I’ve been to or saw the live stream of at least three Council meetings over the course of the summer where one or more City Councilmen explicitly warned the Mayor to not use the former City Attorney’s services after his contract expired on July 31, 2016 as the Council would not approve it for payment. And of course what does the Mayor do? If you guessed he uses the services of the former City Attorney you’d be a winner!
Kingfish note: Mayors Johnny Dupree, Frank Melton, Chokwe Lumumba and especially Les Fillingane all appointed department heads on an interim basis whom they knew would face confirmation problems. Checks and balances can be such a nasty thing but are a fundamental part of representative government. It is also tempting for Mayors to find any means possible to avoid answering to anyone on anything. The city council apparently had enough of the foolishness and put an end to some of it.
Rafferty can argue all he wants BUT department heads are municipal employees. There are some department heads who are subject to confirmation votes by the city council. Thus the law applies to them as well.
Mr. Rafferty is now the former City Attorney and that brings us to a well written story run under a misleading headline:
The term “cancels” carries with it the connotation of the council taking an affirmative action when the reality is the City Attorney’s contract simply expired or an even more precise term “not renewed”, both correct terms contained in the lead off in Stacey’s story. Allowing something to expire or to not renew a contract by not holding a vote on extending it further in reality is not affirmative action at all. It is that very difference where the Attorney General’s opinion that Mayor Fillingame had no statutory authority to veto the non-renewal in June draws its basis for support. Despite the Mayor and former City Attorney’s protestations to the contrary, this is not a unique or new concept in Mississippi’s various governance statutes.
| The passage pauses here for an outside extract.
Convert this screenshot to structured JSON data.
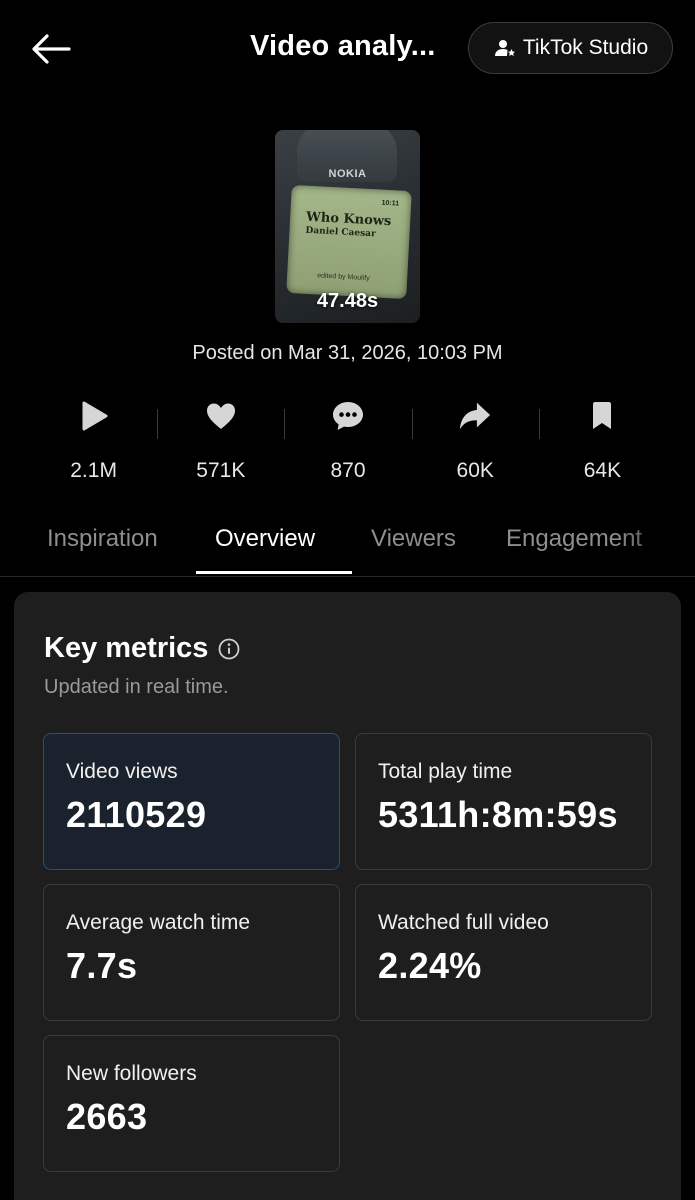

However, it is abundantly clear from the quotes Stacey snagged for her piece that Mayor Fillingame remains in deep denial: Continue reading “How about an update for the Bay”